Cambridge, February 10, 1776.

GENTLEMEN: Notwithstanding I have taken every method my judgment could suggest, to procure a sufficient number of firelocks for the soldiers of this Army, by applications to the Assemblies and Conventions of these Governments, as well as by sending officers out with money to purchase, I am constrained, by necessity, to inform you that the deficiency is amazingly great, and that there are not nigh enough to arm the troops already here. It is true, that all the officers gone upon the business are not yet returned, but, from the small success of those who have made report, I cannot promise myself many more. I must, therefore, beg leave to solicit your kind attention to this interesting and important concern, and would submit it to your consideration whether if your honourable Court were to depute some of their members to make applications to the different towns, they might not procure a considerable quantity. I will most cheerfully furnish them with money for the purpose, or pay for them on their delivery here, as you shall think most advisable.

I shall only add, that I hope the exigency of our affairs, at this critical crisis, will excuse this request, and my confidence of your readiness and zeal to do every thing in your power for promoting the publick good, and am, gentlemen, with great regard and esteem, your most humble servant,


To the Honourable General Court, &c.

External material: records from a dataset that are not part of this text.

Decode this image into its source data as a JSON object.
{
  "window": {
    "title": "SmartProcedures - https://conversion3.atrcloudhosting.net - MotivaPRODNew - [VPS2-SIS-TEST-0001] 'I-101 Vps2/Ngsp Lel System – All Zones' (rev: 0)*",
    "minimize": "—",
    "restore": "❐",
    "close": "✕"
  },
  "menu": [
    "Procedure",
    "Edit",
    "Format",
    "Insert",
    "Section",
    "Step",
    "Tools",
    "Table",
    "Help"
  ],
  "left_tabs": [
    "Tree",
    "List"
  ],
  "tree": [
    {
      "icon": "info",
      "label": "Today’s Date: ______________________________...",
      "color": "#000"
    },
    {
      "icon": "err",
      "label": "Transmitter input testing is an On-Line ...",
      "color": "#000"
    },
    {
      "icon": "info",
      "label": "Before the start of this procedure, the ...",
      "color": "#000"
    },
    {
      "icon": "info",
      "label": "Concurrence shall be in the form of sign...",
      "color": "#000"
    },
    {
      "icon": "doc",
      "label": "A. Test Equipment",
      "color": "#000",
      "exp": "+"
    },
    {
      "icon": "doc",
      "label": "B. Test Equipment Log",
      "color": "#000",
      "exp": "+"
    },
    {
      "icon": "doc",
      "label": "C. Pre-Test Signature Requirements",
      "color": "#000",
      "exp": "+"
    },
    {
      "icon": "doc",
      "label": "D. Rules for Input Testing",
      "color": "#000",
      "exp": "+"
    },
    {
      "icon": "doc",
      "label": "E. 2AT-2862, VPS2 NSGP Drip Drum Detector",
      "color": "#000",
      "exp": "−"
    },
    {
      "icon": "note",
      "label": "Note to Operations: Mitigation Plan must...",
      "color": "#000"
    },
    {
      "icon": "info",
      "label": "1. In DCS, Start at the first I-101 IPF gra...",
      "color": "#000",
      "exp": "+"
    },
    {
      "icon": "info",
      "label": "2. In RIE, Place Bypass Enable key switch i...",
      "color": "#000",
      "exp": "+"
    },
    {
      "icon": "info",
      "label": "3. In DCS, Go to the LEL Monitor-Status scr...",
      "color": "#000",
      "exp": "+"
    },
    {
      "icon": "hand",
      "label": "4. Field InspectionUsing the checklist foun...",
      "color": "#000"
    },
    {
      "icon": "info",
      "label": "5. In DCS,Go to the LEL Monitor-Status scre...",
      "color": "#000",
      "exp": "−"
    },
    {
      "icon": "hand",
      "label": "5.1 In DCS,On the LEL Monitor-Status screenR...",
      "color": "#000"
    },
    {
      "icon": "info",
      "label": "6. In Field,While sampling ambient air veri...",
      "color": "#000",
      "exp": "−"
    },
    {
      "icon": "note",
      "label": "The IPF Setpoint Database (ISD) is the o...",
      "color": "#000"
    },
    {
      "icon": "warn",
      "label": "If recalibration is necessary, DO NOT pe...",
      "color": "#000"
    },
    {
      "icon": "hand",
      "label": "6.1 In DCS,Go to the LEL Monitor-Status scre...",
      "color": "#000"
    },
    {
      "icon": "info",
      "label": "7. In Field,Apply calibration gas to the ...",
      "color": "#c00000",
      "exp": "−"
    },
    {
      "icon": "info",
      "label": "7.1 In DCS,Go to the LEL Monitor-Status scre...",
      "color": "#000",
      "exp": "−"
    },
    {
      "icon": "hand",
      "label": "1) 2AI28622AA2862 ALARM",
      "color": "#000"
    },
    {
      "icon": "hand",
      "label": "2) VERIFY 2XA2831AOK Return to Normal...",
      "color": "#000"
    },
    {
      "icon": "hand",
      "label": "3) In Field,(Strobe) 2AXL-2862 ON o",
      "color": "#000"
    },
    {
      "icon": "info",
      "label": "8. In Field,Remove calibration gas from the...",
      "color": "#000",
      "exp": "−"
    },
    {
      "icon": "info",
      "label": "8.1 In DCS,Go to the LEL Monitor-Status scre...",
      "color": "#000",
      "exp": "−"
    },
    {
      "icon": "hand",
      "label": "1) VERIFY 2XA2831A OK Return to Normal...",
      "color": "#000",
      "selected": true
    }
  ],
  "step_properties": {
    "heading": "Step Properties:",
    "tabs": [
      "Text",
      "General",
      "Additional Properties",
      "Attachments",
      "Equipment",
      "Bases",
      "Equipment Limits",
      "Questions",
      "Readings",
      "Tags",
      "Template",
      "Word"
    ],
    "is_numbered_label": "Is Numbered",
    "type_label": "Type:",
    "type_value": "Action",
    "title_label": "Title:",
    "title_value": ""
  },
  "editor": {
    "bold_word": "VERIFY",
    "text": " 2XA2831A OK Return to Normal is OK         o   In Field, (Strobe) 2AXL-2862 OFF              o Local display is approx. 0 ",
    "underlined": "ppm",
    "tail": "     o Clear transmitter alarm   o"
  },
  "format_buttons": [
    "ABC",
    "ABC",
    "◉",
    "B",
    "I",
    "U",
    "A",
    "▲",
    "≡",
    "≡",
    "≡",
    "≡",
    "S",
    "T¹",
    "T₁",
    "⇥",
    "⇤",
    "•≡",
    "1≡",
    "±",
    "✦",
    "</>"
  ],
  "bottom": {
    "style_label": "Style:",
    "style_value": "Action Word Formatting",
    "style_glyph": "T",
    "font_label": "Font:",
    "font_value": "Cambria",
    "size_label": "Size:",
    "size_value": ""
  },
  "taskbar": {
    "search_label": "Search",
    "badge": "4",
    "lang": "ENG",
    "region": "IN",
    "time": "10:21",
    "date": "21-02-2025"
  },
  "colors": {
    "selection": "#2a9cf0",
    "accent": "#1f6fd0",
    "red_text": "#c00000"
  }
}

P˙ S. I have heard that there are several King' s muskets in the country; for every good one, with a bayonet, that has not been abused, I will give twelve dollars, and in proportion for other guns fit for service.